● **What to do**
Each line holding the string "this" is to be copied from the data.

++++ Task input ++++

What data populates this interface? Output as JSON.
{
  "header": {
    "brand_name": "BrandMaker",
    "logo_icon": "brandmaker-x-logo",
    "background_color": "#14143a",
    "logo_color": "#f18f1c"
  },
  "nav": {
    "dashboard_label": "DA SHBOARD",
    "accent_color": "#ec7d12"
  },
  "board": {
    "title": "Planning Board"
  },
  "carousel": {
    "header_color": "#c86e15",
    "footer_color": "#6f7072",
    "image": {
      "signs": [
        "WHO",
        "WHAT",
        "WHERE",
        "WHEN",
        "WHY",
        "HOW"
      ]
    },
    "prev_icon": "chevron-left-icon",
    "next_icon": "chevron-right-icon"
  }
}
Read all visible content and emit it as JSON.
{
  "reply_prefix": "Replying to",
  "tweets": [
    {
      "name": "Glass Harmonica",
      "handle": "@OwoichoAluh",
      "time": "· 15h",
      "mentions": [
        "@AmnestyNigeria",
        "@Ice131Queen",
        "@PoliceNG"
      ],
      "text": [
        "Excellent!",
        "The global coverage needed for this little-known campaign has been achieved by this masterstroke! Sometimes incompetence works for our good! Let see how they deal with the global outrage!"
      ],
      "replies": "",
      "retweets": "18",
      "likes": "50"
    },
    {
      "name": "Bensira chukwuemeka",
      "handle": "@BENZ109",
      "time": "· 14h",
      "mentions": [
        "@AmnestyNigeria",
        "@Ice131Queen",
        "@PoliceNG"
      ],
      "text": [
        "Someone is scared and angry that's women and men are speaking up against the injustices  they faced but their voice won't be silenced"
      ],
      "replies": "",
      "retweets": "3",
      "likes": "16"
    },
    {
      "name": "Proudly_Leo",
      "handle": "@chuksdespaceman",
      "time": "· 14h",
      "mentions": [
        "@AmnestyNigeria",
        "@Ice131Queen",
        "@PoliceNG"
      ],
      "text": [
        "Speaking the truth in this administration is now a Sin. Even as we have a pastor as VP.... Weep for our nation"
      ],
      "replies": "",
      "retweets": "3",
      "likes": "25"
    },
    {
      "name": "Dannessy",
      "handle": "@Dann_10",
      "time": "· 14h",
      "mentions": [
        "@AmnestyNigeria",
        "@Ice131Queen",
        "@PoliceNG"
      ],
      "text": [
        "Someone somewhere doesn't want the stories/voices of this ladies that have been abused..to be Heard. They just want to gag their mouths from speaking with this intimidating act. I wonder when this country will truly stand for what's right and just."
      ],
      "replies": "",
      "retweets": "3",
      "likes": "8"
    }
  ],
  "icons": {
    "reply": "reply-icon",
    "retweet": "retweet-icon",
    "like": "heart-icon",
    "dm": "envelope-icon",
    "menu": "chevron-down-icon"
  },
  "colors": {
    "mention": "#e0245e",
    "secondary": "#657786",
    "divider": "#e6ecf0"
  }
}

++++

● **Completed task**
What data populates this interface? Output as JSON.
        "The global coverage needed for this little-known campaign has been achieved by this masterstroke! Sometimes incompetence works for our good! Let see how they deal with the global outrage!"
        "Speaking the truth in this administration is now a Sin. Even as we have a pastor as VP.... Weep for our nation"
        "Someone somewhere doesn't want the stories/voices of this ladies that have been abused..to be Heard. They just want to gag their mouths from speaking with this intimidating act. I wonder when this country will truly stand for what's right and just."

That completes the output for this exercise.